Pakistan continues to be a major target of terrorism, most recently demonstrated by the attack on Bacha Khan University, which killed 20 people.
Only a week before, three attacks in close succession at a UN-backed polio clinic in Quetta, a local broadcaster and the Pakistani consulate in Jalalabad killed at least 20 people and injured more than 30, which included civilians and security personnel.
Slowly but surely, Pakistan’s terrorism crisis has morphed into an existential nightmare, one that is threatening to unravel any semblance of stability. As the country finds itself at the crossroads of prosperity and failure, its fight against terror is more important now than ever.
Pakistan is one of the main victims of terrorism, a fact often ignored in the West. To put matters in perspective, Pakistan’s terrorism-related deaths from 2007 to 2014 numbered 1,592 – a 940 percent increase from 1998-2006, according to the 2015 Global Terrorism Index.
The same study also ranks Pakistan fourth out of 124 in a list of countries most affected by terrorism with the tragic Peshawar army school attack in late 2014 serving as an ominous exclamation point.
Many of Pakistan’s problems stem from the political upheaval in Afghanistan. The US invasion after 9/11 turned the lawless border between the two countries into a breeding ground for terrorist activity.
Nestled between three volatile borders, Pakistan is also situated in one of the most geopolitically sensitive areas of the world, with different players vying for competing interests.
Ongoing US drone campaigns have radicalised segments of the local population and mobilised groups such as the Pakistani Taliban to carry out attacks against civilians and military targets. These attacks only exacerbate sectarian tensions between Pakistan’s Sunni and Shia communities and continue to bring into question the integrity of Pakistani statehood. With ISIL now in the mix, the situation can only degrade further.
The military and ... the ISI must take fundamental efforts to cease the practice of using terrorism as a foreign policy asset and avoid domestic blowback.
External factors aside, Pakistan must also take a genuine stance against terrorism within its own borders, root out internal terrorist sympathies and take a leadership role in ending the use of proxies.
The military and particularly Pakistan’s intelligence agency, the ISI, must make fundamental efforts to cease the practice of using terrorism as a foreign policy asset and avoid domestic blowback.
With a projected GDP growth of over 5 percent for the next three years, an improved currency and recent consolidation of its three stock exchanges into the new Pakistan Stock Exchange, the country might be showing signs of economic progress after years of volatility.

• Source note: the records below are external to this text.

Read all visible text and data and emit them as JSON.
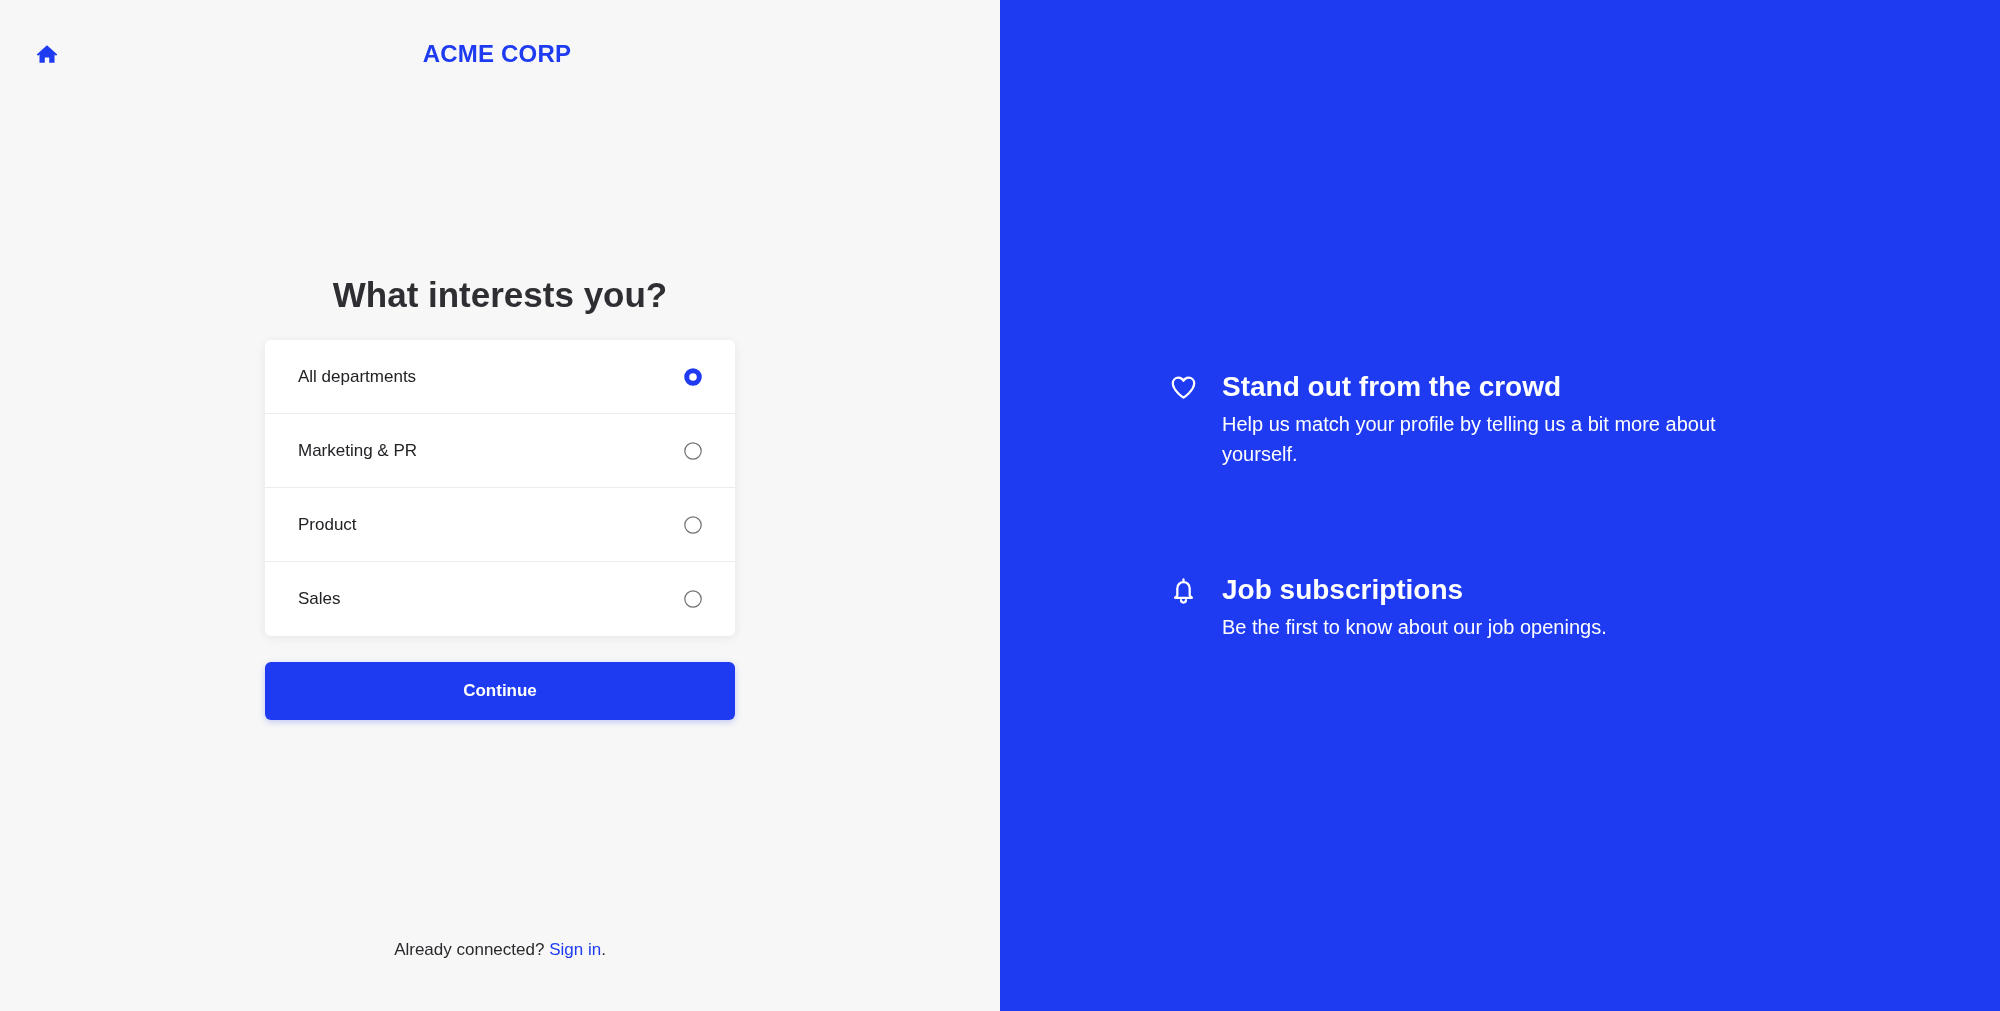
{
  "header": {
    "logo": "ACME CORP"
  },
  "form": {
    "heading": "What interests you?",
    "options": [
      {
        "label": "All departments",
        "selected": true
      },
      {
        "label": "Marketing & PR",
        "selected": false
      },
      {
        "label": "Product",
        "selected": false
      },
      {
        "label": "Sales",
        "selected": false
      }
    ],
    "submit_button": "Continue"
  },
  "footer": {
    "prompt": "Already connected?",
    "link": "Sign in",
    "suffix": "."
  },
  "features": [
    {
      "title": "Stand out from the crowd",
      "description": "Help us match your profile by telling us a bit more about yourself."
    },
    {
      "title": "Job subscriptions",
      "description": "Be the first to know about our job openings."
    }
  ]
}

The $46bn China Pakistan Economic Corridor project, linking the Gwadar port to the Chinese city of Kashgar, has the potential to turn Pakistan into a strategic trading hub.
Also given Iran’s post-sanctions reintegration into the world economy, a rekindling of the Iran-Pakistan gas pipeline to address the energy shortage also becomes a real possibility.

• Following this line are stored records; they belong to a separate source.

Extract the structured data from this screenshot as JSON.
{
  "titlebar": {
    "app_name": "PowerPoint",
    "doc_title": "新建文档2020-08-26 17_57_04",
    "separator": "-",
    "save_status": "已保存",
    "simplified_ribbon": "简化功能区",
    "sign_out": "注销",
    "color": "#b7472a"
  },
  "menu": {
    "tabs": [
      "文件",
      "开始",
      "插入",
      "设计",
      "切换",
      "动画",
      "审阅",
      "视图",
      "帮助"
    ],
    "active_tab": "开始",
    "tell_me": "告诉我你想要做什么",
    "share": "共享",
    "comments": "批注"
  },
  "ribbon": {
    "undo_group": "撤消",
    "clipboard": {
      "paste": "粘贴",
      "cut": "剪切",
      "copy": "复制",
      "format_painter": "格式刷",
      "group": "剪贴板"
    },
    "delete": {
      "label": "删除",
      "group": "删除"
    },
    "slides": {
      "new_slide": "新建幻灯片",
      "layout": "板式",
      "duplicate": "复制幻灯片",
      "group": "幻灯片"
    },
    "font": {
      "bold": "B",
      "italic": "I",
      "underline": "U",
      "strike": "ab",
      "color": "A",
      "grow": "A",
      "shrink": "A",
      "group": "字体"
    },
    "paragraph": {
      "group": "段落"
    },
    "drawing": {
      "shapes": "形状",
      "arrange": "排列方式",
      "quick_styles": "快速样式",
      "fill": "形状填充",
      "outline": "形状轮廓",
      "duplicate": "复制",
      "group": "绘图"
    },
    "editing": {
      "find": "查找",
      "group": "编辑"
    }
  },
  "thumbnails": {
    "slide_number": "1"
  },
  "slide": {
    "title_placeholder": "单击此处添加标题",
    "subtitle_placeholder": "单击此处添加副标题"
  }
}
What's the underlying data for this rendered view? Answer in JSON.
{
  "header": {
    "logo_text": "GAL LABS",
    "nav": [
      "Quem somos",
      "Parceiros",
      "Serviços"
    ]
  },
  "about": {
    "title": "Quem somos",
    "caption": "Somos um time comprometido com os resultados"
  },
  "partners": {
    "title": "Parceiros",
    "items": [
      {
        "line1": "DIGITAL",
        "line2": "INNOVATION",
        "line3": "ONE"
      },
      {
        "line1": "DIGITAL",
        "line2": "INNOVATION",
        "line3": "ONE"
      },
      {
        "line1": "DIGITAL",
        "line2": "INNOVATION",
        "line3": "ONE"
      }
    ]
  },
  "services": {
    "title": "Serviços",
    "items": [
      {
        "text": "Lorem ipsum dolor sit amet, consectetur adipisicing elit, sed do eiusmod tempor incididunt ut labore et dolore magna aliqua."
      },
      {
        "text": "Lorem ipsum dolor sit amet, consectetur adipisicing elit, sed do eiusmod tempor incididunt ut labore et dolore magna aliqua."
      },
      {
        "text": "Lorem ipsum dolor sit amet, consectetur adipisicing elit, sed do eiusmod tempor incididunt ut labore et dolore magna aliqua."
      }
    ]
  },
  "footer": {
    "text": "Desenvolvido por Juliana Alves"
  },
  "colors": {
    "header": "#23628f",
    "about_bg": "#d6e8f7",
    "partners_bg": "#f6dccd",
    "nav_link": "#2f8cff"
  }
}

Indian Prime Minister Narendra Modi’s surprise visit last month also signals that peace with India, although difficult, might not be as elusive as some believe. Similarly, Afghanistan’s new President, Ashraf Ghani, has also shown signs that he is not willing to give up on improving ties with its eastern neighbour despite pressure from within his government.
History has shown that Pakistan’s military remains the de facto power within the state. However, the head of Pakistan’s armed forces, General Raheel Sharif, has shown restraint by focusing on Operation Zarb-e-Azb in Northwest Pakistan and rooting out political mafias in Karachi rather than plotting coups.

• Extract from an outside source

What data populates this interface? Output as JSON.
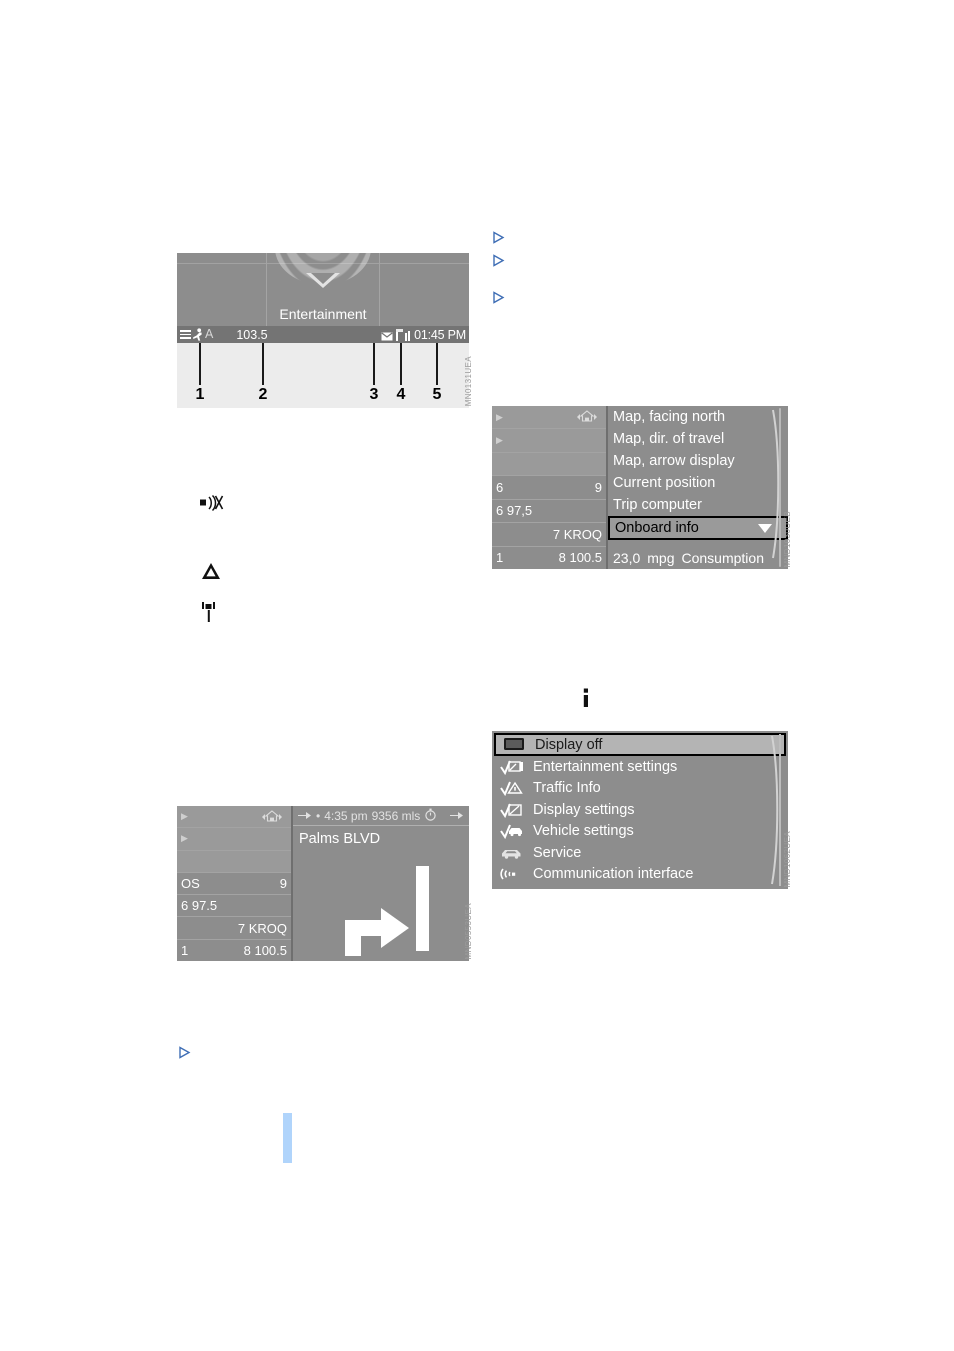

Nawaz Sharif’s civilian government continues to govern after what marked Pakistan’s first peaceful democratic transition in the country’s 68-year history.
Often viewing India as a territorial threat, even the ISI might also be on board with improving relations.
In a 2008 research report for his masters degree at the US Army War College, the now Director-General of the ISI, Rizwan Akhtar, had argued that Pakistan should “aggressively pursue rapprochement with India”.
Given that the recent Pathankot attack on an Indian army base is unlikely to deter ongoing dialogue, it seems that a substantial shift in the bilateral relationship based on cooperation and goodwill is under way. A similar approach with Afghanistan in the form of an inter-intelligence accord has both nations bolstering their fight against a shared threat.
With these positive internal and external developments, it is imperative for Pakistan to capitalise on the political environment and continue to focus on the fight against terrorism in an effort to maintain economic and diplomatic momentum.
Pakistan’s future, and its very soul, depends on it.
Aurangzeb Qureshi is a writer and political commentator on Pakistan affairs, primarily on topics of social justice, civil rights and geopolitics.
The views expressed in this article are the author’s own and do not necessarily reflect Al Jazeera’s editorial policy.